■ **YOUR INSTRUCTIONS**
Whenever a line in the entries includes the word "value", copy that line out.

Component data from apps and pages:
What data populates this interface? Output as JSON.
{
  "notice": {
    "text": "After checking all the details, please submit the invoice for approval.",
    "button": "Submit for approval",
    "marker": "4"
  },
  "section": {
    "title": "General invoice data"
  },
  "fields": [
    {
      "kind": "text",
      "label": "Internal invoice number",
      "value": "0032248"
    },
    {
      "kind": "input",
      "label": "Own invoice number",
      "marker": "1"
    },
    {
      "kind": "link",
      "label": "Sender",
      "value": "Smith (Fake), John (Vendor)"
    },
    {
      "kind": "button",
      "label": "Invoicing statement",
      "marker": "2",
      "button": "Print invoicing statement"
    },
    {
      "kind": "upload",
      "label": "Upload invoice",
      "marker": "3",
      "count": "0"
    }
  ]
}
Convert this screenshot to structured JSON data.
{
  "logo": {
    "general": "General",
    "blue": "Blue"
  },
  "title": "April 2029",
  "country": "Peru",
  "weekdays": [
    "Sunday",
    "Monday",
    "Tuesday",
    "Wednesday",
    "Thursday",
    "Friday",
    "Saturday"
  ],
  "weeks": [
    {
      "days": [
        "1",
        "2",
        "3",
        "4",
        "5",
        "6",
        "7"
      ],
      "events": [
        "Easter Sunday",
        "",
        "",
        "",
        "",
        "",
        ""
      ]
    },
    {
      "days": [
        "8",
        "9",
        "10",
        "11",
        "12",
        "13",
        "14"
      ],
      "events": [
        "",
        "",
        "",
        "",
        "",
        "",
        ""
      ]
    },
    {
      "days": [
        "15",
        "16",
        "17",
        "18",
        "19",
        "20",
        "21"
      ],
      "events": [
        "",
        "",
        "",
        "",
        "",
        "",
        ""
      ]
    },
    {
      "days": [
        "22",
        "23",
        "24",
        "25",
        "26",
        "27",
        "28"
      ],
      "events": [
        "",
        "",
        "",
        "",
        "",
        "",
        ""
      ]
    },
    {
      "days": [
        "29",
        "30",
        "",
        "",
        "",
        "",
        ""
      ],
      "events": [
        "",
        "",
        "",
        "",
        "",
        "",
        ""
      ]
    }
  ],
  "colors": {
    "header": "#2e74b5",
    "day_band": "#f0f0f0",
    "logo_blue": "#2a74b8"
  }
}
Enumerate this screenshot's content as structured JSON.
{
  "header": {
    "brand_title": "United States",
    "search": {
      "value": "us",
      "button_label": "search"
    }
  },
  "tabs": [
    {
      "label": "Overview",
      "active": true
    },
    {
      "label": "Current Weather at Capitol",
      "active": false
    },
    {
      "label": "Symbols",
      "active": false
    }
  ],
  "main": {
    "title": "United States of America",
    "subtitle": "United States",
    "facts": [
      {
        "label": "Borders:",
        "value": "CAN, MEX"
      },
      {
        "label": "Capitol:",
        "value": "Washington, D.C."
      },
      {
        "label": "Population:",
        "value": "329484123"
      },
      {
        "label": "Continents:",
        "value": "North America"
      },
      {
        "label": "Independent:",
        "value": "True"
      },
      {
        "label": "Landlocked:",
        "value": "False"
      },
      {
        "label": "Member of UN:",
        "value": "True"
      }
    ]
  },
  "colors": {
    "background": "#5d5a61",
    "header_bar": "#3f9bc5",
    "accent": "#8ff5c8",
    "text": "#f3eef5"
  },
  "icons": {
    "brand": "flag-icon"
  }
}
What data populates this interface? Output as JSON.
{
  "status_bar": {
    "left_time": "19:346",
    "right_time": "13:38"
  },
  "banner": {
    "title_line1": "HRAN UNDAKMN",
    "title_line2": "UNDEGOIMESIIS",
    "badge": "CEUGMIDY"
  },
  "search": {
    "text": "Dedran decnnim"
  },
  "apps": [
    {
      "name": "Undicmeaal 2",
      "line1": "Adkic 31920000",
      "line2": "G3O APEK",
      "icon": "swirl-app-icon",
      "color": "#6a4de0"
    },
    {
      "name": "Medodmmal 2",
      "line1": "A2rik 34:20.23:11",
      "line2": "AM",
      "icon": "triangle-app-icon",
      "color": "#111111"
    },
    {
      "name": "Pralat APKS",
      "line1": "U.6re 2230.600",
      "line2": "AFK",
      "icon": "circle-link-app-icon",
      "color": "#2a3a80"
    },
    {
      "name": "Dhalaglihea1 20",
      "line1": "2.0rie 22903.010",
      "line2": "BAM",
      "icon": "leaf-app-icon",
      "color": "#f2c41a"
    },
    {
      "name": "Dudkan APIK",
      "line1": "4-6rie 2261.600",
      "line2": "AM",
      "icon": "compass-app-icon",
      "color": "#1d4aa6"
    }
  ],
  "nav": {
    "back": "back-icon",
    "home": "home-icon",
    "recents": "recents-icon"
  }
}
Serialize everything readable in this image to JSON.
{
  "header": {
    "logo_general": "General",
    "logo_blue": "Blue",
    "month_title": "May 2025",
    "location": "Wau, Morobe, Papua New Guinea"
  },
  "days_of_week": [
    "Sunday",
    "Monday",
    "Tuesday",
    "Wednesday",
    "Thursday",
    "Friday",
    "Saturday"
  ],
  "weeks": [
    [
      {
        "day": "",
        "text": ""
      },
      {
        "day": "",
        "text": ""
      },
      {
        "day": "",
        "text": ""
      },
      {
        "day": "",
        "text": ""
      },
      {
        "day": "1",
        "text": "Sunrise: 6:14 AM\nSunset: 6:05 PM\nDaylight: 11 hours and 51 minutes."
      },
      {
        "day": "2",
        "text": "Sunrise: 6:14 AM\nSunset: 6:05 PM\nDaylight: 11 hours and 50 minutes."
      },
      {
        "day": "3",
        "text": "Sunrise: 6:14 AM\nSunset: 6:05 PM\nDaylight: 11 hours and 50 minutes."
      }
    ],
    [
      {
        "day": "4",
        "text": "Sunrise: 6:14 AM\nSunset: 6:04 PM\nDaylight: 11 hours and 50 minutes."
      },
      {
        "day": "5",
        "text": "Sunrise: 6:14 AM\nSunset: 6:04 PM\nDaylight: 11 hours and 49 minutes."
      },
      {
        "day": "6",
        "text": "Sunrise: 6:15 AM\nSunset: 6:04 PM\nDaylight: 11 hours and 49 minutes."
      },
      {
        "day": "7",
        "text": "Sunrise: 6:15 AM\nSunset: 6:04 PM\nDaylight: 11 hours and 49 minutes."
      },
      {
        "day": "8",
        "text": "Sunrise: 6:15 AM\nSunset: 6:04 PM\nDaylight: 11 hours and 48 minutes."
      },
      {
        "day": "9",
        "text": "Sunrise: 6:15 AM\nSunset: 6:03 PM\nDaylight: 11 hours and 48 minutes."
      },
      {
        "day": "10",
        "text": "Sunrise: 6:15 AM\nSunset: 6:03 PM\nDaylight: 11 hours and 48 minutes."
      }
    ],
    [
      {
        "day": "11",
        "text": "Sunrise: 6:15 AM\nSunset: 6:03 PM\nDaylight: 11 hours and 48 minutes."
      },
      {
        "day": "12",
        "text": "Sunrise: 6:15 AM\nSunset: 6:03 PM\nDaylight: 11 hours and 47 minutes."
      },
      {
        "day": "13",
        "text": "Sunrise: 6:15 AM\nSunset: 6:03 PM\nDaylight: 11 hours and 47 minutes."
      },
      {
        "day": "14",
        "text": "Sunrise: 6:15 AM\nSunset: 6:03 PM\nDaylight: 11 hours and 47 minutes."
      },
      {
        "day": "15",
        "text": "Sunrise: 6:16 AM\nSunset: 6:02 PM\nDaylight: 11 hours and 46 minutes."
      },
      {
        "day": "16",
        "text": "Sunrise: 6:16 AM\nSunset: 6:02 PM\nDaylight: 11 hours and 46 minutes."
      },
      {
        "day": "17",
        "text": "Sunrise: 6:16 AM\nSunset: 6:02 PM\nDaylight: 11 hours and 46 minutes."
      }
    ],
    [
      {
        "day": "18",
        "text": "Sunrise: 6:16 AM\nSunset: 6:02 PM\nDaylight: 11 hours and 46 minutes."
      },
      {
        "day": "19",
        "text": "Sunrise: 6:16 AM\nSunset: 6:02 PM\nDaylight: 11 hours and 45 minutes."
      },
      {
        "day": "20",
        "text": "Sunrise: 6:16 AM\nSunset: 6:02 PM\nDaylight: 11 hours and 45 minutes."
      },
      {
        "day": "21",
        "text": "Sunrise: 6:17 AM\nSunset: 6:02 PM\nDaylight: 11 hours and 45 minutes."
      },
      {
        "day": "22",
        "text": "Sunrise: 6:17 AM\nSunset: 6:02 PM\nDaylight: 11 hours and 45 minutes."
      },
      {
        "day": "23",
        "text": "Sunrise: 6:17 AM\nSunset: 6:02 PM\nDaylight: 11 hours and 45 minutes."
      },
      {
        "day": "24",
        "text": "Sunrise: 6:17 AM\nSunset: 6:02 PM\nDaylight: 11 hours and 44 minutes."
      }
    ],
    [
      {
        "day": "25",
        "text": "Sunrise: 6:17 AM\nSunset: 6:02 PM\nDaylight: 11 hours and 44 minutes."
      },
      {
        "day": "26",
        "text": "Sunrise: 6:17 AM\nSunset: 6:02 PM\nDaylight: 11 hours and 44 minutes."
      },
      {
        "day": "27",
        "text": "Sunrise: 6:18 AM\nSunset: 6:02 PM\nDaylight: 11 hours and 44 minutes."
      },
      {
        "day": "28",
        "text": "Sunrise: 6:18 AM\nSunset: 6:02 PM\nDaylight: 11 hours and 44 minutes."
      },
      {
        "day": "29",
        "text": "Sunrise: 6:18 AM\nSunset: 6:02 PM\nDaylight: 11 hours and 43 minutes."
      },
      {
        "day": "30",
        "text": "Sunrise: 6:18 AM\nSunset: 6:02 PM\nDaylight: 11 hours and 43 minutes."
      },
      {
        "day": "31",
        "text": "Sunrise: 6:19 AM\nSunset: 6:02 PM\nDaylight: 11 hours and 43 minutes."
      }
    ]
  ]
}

■ **ANSWER TO THE PROBLEM**
      "value": "0032248"
      "value": "Smith (Fake), John (Vendor)"
      "value": "us",
        "value": "CAN, MEX"
        "value": "Washington, D.C."
        "value": "329484123"
        "value": "North America"
        "value": "True"
        "value": "False"
        "value": "True"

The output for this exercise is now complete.